* **Data listing**
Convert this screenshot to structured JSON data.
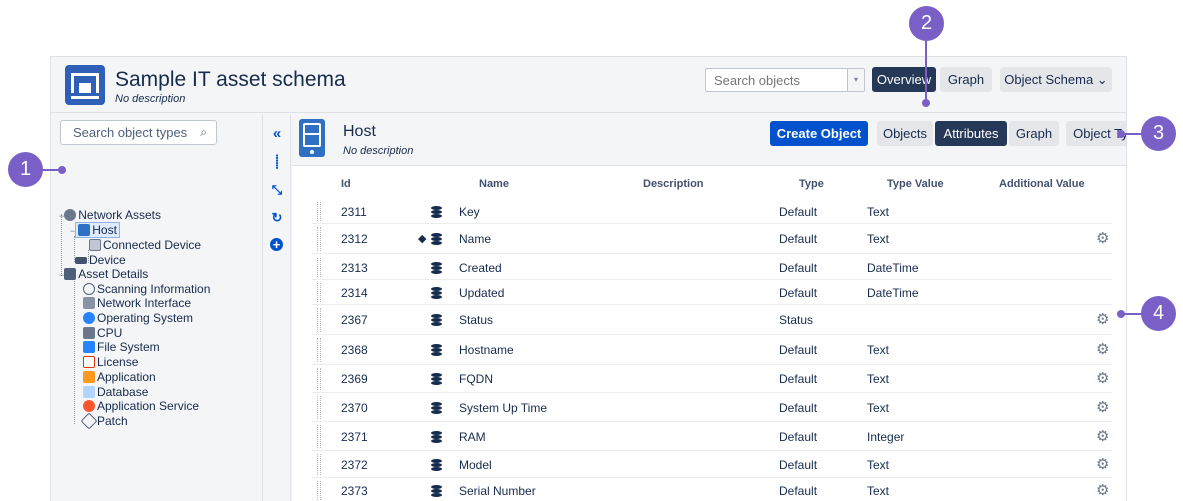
{
  "header": {
    "schema_title": "Sample IT asset schema",
    "schema_description": "No description",
    "search_placeholder": "Search objects",
    "search_dropdown_icon": "▾",
    "overview_label": "Overview",
    "graph_label": "Graph",
    "object_schema_label": "Object Schema ⌄"
  },
  "sidebar": {
    "search_placeholder": "Search object types",
    "search_icon": "⌕",
    "items": [
      {
        "label": "Network Assets",
        "icon": "network-icon"
      },
      {
        "label": "Host",
        "icon": "server-icon"
      },
      {
        "label": "Connected Device",
        "icon": "device-icon"
      },
      {
        "label": "Device",
        "icon": "router-icon"
      },
      {
        "label": "Asset Details",
        "icon": "details-icon"
      },
      {
        "label": "Scanning Information",
        "icon": "scan-icon"
      },
      {
        "label": "Network Interface",
        "icon": "interface-icon"
      },
      {
        "label": "Operating System",
        "icon": "os-icon"
      },
      {
        "label": "CPU",
        "icon": "cpu-icon"
      },
      {
        "label": "File System",
        "icon": "folder-icon"
      },
      {
        "label": "License",
        "icon": "license-icon"
      },
      {
        "label": "Application",
        "icon": "application-icon"
      },
      {
        "label": "Database",
        "icon": "database-icon"
      },
      {
        "label": "Application Service",
        "icon": "service-icon"
      },
      {
        "label": "Patch",
        "icon": "patch-icon"
      }
    ]
  },
  "tools": {
    "collapse": "«",
    "hierarchy": "⸽",
    "compress": "⤡",
    "refresh": "↻",
    "add": "+"
  },
  "object_type": {
    "title": "Host",
    "description": "No description",
    "create_label": "Create Object",
    "objects_label": "Objects",
    "attributes_label": "Attributes",
    "graph_label": "Graph",
    "object_type_label": "Object Type ⌄"
  },
  "table": {
    "columns": [
      "Id",
      "Name",
      "Description",
      "Type",
      "Type Value",
      "Additional Value"
    ],
    "rows": [
      {
        "id": "2311",
        "name": "Key",
        "type": "Default",
        "type_value": "Text",
        "gear": false,
        "label_icon": false
      },
      {
        "id": "2312",
        "name": "Name",
        "type": "Default",
        "type_value": "Text",
        "gear": true,
        "label_icon": true
      },
      {
        "id": "2313",
        "name": "Created",
        "type": "Default",
        "type_value": "DateTime",
        "gear": false,
        "label_icon": false
      },
      {
        "id": "2314",
        "name": "Updated",
        "type": "Default",
        "type_value": "DateTime",
        "gear": false,
        "label_icon": false
      },
      {
        "id": "2367",
        "name": "Status",
        "type": "Status",
        "type_value": "",
        "gear": true,
        "label_icon": false
      },
      {
        "id": "2368",
        "name": "Hostname",
        "type": "Default",
        "type_value": "Text",
        "gear": true,
        "label_icon": false
      },
      {
        "id": "2369",
        "name": "FQDN",
        "type": "Default",
        "type_value": "Text",
        "gear": true,
        "label_icon": false
      },
      {
        "id": "2370",
        "name": "System Up Time",
        "type": "Default",
        "type_value": "Text",
        "gear": true,
        "label_icon": false
      },
      {
        "id": "2371",
        "name": "RAM",
        "type": "Default",
        "type_value": "Integer",
        "gear": true,
        "label_icon": false
      },
      {
        "id": "2372",
        "name": "Model",
        "type": "Default",
        "type_value": "Text",
        "gear": true,
        "label_icon": false
      },
      {
        "id": "2373",
        "name": "Serial Number",
        "type": "Default",
        "type_value": "Text",
        "gear": true,
        "label_icon": false
      }
    ]
  },
  "callouts": [
    "1",
    "2",
    "3",
    "4"
  ],
  "colors": {
    "accent": "#7a5fc7",
    "primary": "#0052cc",
    "dark": "#253858"
  }
}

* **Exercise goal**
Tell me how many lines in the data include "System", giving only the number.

* **Answer for the task**
3